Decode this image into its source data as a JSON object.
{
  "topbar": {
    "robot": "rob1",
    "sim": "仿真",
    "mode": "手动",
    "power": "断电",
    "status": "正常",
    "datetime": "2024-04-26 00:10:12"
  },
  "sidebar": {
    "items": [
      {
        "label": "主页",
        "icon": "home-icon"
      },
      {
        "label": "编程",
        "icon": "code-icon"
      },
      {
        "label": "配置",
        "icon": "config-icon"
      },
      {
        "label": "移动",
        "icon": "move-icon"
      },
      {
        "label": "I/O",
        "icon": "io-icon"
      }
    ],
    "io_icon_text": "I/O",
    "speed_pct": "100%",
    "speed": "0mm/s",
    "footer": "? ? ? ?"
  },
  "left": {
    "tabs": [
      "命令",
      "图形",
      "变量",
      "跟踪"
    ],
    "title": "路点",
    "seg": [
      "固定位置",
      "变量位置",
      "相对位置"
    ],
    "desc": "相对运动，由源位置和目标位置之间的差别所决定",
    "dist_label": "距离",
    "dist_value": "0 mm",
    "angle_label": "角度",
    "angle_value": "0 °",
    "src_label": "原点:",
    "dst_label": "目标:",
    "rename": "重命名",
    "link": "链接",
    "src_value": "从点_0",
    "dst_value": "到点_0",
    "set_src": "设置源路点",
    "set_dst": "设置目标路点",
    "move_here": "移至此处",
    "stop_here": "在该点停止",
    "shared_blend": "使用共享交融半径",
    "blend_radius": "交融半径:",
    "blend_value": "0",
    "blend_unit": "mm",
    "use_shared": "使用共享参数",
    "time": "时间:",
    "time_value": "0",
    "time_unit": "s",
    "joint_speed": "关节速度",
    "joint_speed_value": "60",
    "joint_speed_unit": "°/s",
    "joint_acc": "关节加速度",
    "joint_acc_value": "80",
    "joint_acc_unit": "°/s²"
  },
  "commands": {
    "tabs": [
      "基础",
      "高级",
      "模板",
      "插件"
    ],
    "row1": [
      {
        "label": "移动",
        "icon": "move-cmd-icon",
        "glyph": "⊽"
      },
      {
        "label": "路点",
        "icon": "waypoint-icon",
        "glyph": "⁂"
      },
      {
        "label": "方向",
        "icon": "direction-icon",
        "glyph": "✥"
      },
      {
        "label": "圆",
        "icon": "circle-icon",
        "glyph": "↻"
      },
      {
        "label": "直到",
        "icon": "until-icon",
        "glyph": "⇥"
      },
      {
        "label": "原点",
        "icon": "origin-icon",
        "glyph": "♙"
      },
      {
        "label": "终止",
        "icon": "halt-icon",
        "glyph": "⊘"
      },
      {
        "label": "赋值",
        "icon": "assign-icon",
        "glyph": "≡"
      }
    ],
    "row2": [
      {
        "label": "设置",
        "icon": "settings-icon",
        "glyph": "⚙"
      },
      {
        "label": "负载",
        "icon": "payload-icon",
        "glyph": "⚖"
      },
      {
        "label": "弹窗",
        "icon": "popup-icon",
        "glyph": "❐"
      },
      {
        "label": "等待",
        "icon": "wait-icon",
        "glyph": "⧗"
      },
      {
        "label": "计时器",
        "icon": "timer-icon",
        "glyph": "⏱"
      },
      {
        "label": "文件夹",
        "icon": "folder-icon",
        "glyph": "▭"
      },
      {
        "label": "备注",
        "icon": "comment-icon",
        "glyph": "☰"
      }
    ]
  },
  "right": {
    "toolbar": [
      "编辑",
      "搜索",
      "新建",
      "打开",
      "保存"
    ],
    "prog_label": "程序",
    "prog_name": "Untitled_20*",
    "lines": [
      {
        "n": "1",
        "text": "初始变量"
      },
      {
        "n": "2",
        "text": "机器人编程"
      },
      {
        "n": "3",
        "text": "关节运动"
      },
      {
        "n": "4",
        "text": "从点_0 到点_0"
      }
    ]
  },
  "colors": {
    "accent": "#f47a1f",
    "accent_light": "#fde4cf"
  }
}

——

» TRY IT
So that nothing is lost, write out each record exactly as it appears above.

» EXPECTED OUTPUT
Decode this image into its source data as a JSON object.
{
  "topbar": {
    "robot": "rob1",
    "sim": "仿真",
    "mode": "手动",
    "power": "断电",
    "status": "正常",
    "datetime": "2024-04-26 00:10:12"
  },
  "sidebar": {
    "items": [
      {
        "label": "主页",
        "icon": "home-icon"
      },
      {
        "label": "编程",
        "icon": "code-icon"
      },
      {
        "label": "配置",
        "icon": "config-icon"
      },
      {
        "label": "移动",
        "icon": "move-icon"
      },
      {
        "label": "I/O",
        "icon": "io-icon"
      }
    ],
    "io_icon_text": "I/O",
    "speed_pct": "100%",
    "speed": "0mm/s",
    "footer": "? ? ? ?"
  },
  "left": {
    "tabs": [
      "命令",
      "图形",
      "变量",
      "跟踪"
    ],
    "title": "路点",
    "seg": [
      "固定位置",
      "变量位置",
      "相对位置"
    ],
    "desc": "相对运动，由源位置和目标位置之间的差别所决定",
    "dist_label": "距离",
    "dist_value": "0 mm",
    "angle_label": "角度",
    "angle_value": "0 °",
    "src_label": "原点:",
    "dst_label": "目标:",
    "rename": "重命名",
    "link": "链接",
    "src_value": "从点_0",
    "dst_value": "到点_0",
    "set_src": "设置源路点",
    "set_dst": "设置目标路点",
    "move_here": "移至此处",
    "stop_here": "在该点停止",
    "shared_blend": "使用共享交融半径",
    "blend_radius": "交融半径:",
    "blend_value": "0",
    "blend_unit": "mm",
    "use_shared": "使用共享参数",
    "time": "时间:",
    "time_value": "0",
    "time_unit": "s",
    "joint_speed": "关节速度",
    "joint_speed_value": "60",
    "joint_speed_unit": "°/s",
    "joint_acc": "关节加速度",
    "joint_acc_value": "80",
    "joint_acc_unit": "°/s²"
  },
  "commands": {
    "tabs": [
      "基础",
      "高级",
      "模板",
      "插件"
    ],
    "row1": [
      {
        "label": "移动",
        "icon": "move-cmd-icon",
        "glyph": "⊽"
      },
      {
        "label": "路点",
        "icon": "waypoint-icon",
        "glyph": "⁂"
      },
      {
        "label": "方向",
        "icon": "direction-icon",
        "glyph": "✥"
      },
      {
        "label": "圆",
        "icon": "circle-icon",
        "glyph": "↻"
      },
      {
        "label": "直到",
        "icon": "until-icon",
        "glyph": "⇥"
      },
      {
        "label": "原点",
        "icon": "origin-icon",
        "glyph": "♙"
      },
      {
        "label": "终止",
        "icon": "halt-icon",
        "glyph": "⊘"
      },
      {
        "label": "赋值",
        "icon": "assign-icon",
        "glyph": "≡"
      }
    ],
    "row2": [
      {
        "label": "设置",
        "icon": "settings-icon",
        "glyph": "⚙"
      },
      {
        "label": "负载",
        "icon": "payload-icon",
        "glyph": "⚖"
      },
      {
        "label": "弹窗",
        "icon": "popup-icon",
        "glyph": "❐"
      },
      {
        "label": "等待",
        "icon": "wait-icon",
        "glyph": "⧗"
      },
      {
        "label": "计时器",
        "icon": "timer-icon",
        "glyph": "⏱"
      },
      {
        "label": "文件夹",
        "icon": "folder-icon",
        "glyph": "▭"
      },
      {
        "label": "备注",
        "icon": "comment-icon",
        "glyph": "☰"
      }
    ]
  },
  "right": {
    "toolbar": [
      "编辑",
      "搜索",
      "新建",
      "打开",
      "保存"
    ],
    "prog_label": "程序",
    "prog_name": "Untitled_20*",
    "lines": [
      {
        "n": "1",
        "text": "初始变量"
      },
      {
        "n": "2",
        "text": "机器人编程"
      },
      {
        "n": "3",
        "text": "关节运动"
      },
      {
        "n": "4",
        "text": "从点_0 到点_0"
      }
    ]
  },
  "colors": {
    "accent": "#f47a1f",
    "accent_light": "#fde4cf"
  }
}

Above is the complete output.